## Your objective
Within the material below, find each line bearing the word "size" and present it.

## Records supplied
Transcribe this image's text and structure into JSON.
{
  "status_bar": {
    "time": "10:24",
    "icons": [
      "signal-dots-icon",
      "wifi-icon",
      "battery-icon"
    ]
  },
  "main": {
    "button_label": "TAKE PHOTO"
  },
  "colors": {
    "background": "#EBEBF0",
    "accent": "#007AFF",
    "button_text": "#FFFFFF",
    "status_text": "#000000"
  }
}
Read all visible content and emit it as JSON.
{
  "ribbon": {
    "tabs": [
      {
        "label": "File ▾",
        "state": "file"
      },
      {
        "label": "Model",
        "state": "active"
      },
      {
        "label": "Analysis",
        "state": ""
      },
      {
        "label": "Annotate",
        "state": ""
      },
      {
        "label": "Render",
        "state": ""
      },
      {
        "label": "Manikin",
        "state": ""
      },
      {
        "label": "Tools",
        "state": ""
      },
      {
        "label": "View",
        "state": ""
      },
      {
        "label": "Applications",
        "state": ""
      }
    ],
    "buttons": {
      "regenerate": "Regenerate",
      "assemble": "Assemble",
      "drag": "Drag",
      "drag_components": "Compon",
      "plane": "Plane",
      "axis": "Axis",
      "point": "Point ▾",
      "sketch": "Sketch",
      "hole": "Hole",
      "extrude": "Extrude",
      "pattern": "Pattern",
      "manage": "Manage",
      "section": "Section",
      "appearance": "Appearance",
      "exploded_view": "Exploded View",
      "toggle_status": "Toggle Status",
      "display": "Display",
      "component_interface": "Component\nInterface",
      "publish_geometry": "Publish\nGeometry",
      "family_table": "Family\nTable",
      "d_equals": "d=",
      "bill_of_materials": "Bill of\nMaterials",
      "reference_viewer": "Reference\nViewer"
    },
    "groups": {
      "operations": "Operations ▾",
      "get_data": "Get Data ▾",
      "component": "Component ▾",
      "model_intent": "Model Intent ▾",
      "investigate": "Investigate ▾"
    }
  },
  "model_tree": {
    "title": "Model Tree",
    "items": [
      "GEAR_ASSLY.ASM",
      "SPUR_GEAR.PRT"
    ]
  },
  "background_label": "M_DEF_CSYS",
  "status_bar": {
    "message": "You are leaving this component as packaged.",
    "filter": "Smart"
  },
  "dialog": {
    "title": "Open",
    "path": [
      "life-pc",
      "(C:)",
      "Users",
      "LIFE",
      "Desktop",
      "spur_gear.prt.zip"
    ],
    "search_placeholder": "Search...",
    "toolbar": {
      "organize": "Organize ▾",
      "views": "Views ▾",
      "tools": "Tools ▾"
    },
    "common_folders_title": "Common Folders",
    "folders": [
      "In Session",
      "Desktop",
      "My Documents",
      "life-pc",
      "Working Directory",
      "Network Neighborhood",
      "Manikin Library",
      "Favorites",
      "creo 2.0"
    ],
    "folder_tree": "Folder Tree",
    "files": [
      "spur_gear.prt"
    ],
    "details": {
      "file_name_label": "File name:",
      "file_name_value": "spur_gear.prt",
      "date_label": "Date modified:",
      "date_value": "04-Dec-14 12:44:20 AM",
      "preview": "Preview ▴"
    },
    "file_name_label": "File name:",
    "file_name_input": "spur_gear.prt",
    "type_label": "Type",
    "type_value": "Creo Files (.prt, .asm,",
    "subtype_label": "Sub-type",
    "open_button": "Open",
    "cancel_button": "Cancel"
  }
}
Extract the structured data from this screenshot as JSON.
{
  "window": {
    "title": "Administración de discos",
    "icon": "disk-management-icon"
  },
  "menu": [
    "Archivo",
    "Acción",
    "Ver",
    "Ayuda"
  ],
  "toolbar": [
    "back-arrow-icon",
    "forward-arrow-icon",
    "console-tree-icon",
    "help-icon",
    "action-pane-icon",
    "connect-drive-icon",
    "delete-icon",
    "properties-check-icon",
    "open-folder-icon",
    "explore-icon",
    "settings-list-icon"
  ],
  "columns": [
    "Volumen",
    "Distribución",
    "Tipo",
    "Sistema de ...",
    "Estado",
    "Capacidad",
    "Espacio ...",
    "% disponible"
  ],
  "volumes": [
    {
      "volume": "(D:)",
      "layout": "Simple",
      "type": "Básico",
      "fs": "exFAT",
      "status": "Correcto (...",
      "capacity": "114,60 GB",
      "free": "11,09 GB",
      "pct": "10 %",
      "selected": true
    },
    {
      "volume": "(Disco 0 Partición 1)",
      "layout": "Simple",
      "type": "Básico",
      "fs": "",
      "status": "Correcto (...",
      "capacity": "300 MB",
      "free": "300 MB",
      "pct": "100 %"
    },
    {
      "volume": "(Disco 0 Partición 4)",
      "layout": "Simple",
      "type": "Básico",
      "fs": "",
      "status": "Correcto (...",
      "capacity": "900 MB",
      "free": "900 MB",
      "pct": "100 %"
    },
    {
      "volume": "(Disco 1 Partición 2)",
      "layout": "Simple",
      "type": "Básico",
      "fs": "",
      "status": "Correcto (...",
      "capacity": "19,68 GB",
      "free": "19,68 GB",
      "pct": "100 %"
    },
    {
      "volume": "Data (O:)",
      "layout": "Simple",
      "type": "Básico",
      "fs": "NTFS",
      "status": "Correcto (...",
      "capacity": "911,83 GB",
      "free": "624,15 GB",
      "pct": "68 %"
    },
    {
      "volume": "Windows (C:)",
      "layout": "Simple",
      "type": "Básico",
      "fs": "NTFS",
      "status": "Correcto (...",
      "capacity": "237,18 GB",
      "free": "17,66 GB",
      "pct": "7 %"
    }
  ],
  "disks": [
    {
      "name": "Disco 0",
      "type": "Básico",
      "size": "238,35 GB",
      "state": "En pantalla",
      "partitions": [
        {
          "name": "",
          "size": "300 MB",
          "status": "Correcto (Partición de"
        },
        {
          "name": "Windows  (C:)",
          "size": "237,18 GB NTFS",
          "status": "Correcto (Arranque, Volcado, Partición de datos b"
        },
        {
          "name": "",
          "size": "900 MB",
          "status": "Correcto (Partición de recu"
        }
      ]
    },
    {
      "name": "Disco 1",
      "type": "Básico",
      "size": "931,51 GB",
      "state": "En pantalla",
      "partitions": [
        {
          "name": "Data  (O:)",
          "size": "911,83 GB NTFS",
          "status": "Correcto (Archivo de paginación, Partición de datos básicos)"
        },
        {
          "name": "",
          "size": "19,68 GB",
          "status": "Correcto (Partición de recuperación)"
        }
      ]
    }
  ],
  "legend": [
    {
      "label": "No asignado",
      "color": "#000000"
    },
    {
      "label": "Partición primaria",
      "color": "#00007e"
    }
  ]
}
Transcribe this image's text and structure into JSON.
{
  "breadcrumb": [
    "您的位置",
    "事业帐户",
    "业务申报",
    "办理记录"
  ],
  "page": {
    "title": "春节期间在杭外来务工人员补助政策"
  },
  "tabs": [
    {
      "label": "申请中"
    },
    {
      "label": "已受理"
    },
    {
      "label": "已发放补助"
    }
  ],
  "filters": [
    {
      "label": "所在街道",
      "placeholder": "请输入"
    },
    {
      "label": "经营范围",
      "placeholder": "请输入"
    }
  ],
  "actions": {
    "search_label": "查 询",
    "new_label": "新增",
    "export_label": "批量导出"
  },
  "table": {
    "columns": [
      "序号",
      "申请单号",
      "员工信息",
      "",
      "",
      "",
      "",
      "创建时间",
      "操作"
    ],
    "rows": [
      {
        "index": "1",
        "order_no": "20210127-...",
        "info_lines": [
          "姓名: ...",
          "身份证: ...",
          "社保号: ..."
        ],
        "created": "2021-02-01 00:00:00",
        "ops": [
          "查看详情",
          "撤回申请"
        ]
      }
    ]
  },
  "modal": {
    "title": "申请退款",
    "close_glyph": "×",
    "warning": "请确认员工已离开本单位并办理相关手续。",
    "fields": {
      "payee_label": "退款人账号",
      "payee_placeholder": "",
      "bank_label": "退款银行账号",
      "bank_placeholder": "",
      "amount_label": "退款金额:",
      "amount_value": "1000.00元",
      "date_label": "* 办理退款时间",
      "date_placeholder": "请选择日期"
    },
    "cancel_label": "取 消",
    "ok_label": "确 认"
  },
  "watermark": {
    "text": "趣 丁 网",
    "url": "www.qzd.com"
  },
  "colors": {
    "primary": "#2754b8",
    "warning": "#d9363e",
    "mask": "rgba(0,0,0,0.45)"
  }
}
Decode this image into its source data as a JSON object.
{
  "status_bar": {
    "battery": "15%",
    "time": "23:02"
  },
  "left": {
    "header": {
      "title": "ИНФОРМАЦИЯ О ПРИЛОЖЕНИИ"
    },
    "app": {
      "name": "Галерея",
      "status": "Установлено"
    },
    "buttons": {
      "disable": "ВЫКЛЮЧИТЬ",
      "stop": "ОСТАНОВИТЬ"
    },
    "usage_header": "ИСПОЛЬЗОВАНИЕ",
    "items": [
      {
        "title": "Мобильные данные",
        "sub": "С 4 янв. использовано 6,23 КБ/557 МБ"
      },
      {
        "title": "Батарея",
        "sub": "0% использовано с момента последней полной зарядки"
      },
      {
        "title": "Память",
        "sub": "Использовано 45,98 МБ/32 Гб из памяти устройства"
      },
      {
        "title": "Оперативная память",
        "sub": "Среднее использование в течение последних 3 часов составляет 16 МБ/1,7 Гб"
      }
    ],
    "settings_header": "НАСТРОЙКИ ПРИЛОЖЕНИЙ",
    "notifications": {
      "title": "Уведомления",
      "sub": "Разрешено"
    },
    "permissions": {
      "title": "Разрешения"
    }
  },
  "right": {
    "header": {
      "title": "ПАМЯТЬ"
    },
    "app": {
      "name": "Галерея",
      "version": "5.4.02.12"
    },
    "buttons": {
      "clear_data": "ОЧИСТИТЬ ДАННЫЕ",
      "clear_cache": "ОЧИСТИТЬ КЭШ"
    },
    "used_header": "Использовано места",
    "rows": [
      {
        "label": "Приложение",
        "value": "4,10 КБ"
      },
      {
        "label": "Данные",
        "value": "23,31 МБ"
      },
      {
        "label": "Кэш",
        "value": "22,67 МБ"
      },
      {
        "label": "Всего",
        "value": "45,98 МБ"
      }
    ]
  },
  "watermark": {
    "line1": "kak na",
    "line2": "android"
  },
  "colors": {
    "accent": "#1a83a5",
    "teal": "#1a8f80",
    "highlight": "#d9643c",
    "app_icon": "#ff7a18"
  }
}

## Output of the exercise
      "size": "238,35 GB",
          "size": "300 MB",
          "size": "237,18 GB NTFS",
          "size": "900 MB",
      "size": "931,51 GB",
          "size": "911,83 GB NTFS",
          "size": "19,68 GB",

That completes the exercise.